Keihan Uji Station (京阪宇治駅)
Keihan Uji Line (京阪宇治線)
Prefectural Uji Park intersection
Kisen Bridge (喜撰橋)
Todō Senior High School
(3月のライオン Sangatsu no Raion)
Fan Pilgrimage Update
Rei once again travels his commute along the sotobori (外堀) to Sendagaya. Each time he makes this trip, the art uses a different color palette or emphasizes different details that mirror his state of mind.
Sparks and grinding sounds in a tight shot of the pantograph reflect the tension in Rei’s thoughts.
Sendagaya Station (千駄ケ谷駅)
Hatanomori Hachiman Jinja (鳩森八幡神社)
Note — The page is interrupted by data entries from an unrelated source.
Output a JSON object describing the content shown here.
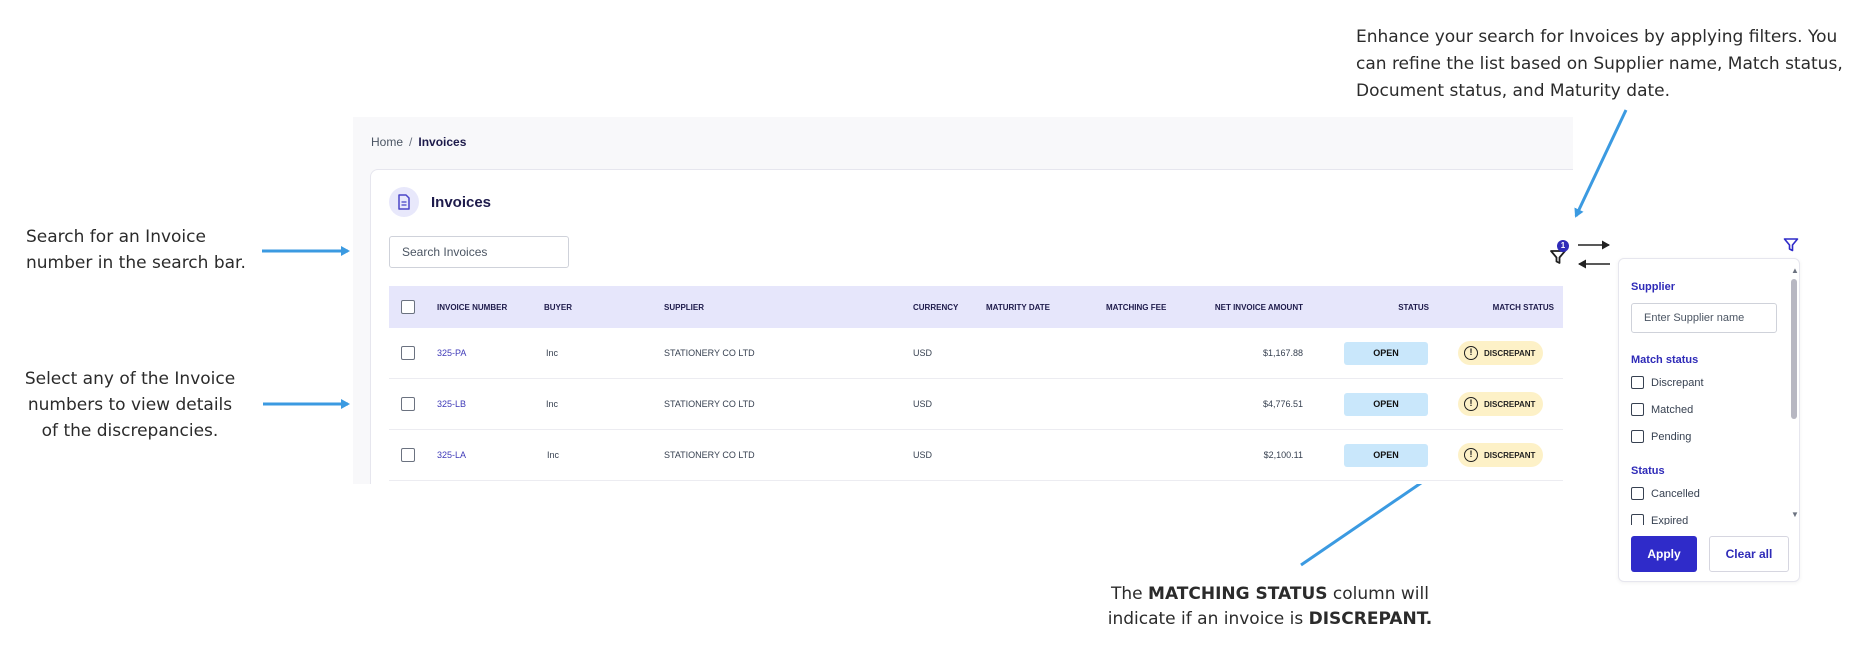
{
  "annotations": {
    "search_note": "Search for an Invoice number in the search bar.",
    "select_note": "Select any of the Invoice numbers to view details of the discrepancies.",
    "filter_note": "Enhance your search for Invoices by applying filters. You can refine the list based on Supplier name, Match status, Document status, and Maturity date.",
    "match_note": {
      "p1": "The ",
      "b1": "MATCHING STATUS",
      "p2": " column will indicate if an invoice is ",
      "b2": "DISCREPANT."
    }
  },
  "breadcrumb": {
    "home": "Home",
    "separator": "/",
    "current": "Invoices"
  },
  "page": {
    "title": "Invoices",
    "search_placeholder": "Search Invoices",
    "filter_count": "1"
  },
  "table": {
    "columns": {
      "invoice_number": "INVOICE NUMBER",
      "buyer": "BUYER",
      "supplier": "SUPPLIER",
      "currency": "CURRENCY",
      "maturity_date": "MATURITY DATE",
      "matching_fee": "MATCHING FEE",
      "net_invoice_amount": "NET INVOICE AMOUNT",
      "status": "STATUS",
      "match_status": "MATCH STATUS"
    },
    "rows": [
      {
        "invoice_number": "325-PA",
        "buyer": "Inc",
        "supplier": "STATIONERY CO LTD",
        "currency": "USD",
        "maturity_date": "",
        "matching_fee": "",
        "net_invoice_amount": "$1,167.88",
        "status": "OPEN",
        "match_status": "DISCREPANT"
      },
      {
        "invoice_number": "325-LB",
        "buyer": "Inc",
        "supplier": "STATIONERY CO LTD",
        "currency": "USD",
        "maturity_date": "",
        "matching_fee": "",
        "net_invoice_amount": "$4,776.51",
        "status": "OPEN",
        "match_status": "DISCREPANT"
      },
      {
        "invoice_number": "325-LA",
        "buyer": "Inc",
        "supplier": "STATIONERY CO LTD",
        "currency": "USD",
        "maturity_date": "",
        "matching_fee": "",
        "net_invoice_amount": "$2,100.11",
        "status": "OPEN",
        "match_status": "DISCREPANT"
      }
    ]
  },
  "filter_panel": {
    "supplier_title": "Supplier",
    "supplier_placeholder": "Enter Supplier name",
    "match_status_title": "Match status",
    "match_options": [
      "Discrepant",
      "Matched",
      "Pending"
    ],
    "status_title": "Status",
    "status_options": [
      "Cancelled",
      "Expired"
    ],
    "apply_label": "Apply",
    "clear_label": "Clear all"
  },
  "colors": {
    "accent": "#2f2bc9",
    "header_row": "#e6e6fb",
    "open_badge": "#c9e7fb",
    "discrepant_badge": "#fdf1c7",
    "callout_arrow": "#3b9ae1"
  },
  "icons": [
    "document-icon",
    "filter-icon",
    "info-icon"
  ]
}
One shot of this embankment was slipped into Episode 8, though sandwiched between shots of Rei and Nikaidō walking through Tsukishima, and then over the Chūō Bridge, which wouldn’t be possible if the setting maintained real world spatial relationships. In general, 3-gatsu no Lion accurately reflects these relationships, so that almost seems like it was a mix-up.
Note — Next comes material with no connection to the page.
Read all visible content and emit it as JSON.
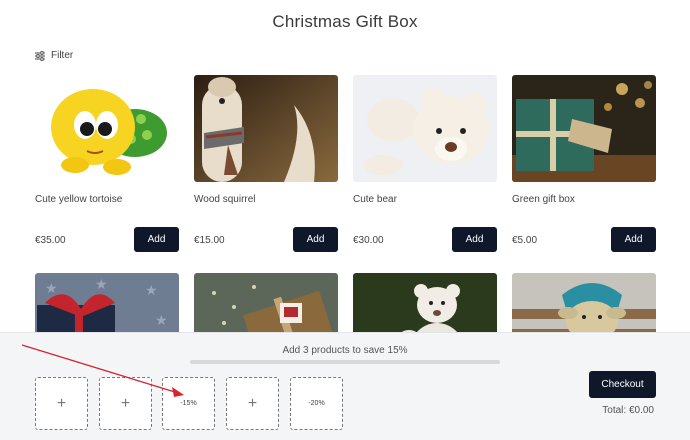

(ユーリ!!! on ICE Yūri on Aisu)
Fan Pilgrimage Update
Nishi Nippon Shimbun published an article about pop culture tourism to Karatsu, Saga Prefecture for Yūri!!! on ICE.
Left: Barcelona Princess Hotel
Right: Diagonal ZeroZero
All of the locations this week were identified by Vienna-based @Surwill, who began writing about anime settings this year in a weekly column for Crunchyroll. If you’re interested in seichijunrei-butaitanbou, particularly in the occasional Europe based settings, you definitely should be following him.
Foreground: Centre de Convencions Internacional de Barcelona
Phichit poses in front of the Basílica i Temple Expiatori de la Sagrada Família one of several architectural works by Antoni Gaudí featured in this episode. Gaudí is synonymous with Catalan Modernism and most of his works were built in Barcelona. Still unfinished Sagrada Família is considered his masterwork and is an UNESCO World Heritage Site.
Barcelona Princess Hotel
Foreground: Observation tower atop the Arenas de Barcelona
Far background: Museu Nacional d’Art de Catalunya
Passeig de Gràcia is a high-end shopping district and major avenue in Barcelona, and the location of several noted architectural works.
Casa Batlló, designed by Gaudí and an UNESCO World Heritage Site
Otabek and Yuri Plisetsky escape to Park Güell, orginally designed by Gaudí as a high-end housing development but converted to a municipal park. It is an UNESCO World Heritage Site.
The mosaic salamander is popularly known as “el drac” (the dragon).
Back on Passeig de Gràcia, this is Casa Milà, also Gaudí, also an UNESCO World Heritage Site. This was the architect’s last civil work.
Cathedral of the Holy Cross and Saint Eulalia (Barcelona Cathedral)
Centre de Convencions Internacional de Barcelona
(うどんの国の金色毛鞠 Udon no Kuni no Kin’iro Kemari)
Takamatsu (高松), Kagawa Prefecture
(フリップフラッパーズ Furippu Furappāzu)
A mirrored image of Prefectural Route 202 (国道202号線), just south of Nagasaki Station in Nagasaki (長崎)
Bread from Romio bakery, a small business in Kōriyama (郡山), Fukushima Prefecture. Flip Flappers director Oshiyama Kiyotaka is from neighboring Motomiya, which was featured along with Kōriyama in the setting of Episode 7.
Media and General Interest
Chunichi Shimbun published an article about pop culture tourism by inbound visitors from Taiwan, Hong Kong, Thailand, Mainland China and other countries to Hida, Gifu Prefecture for Kimi no Na wa.
Daily Shincho published an article about marketing budget proposals by the Hida city government, including 15 million yen for advertising on regional high-speed buses, to extend interest in Kimi no Na wa. induced tourism. The winter is anticipated to depress visitor numbers, while at the same time the premiere of the film overseas is expected to drive more non-Japanese visitors to the city.
Nikkan Gendai published an article about anticipated challenges of the Kadokawa Anime Tourism 88-Stop Pilgrimage campaign.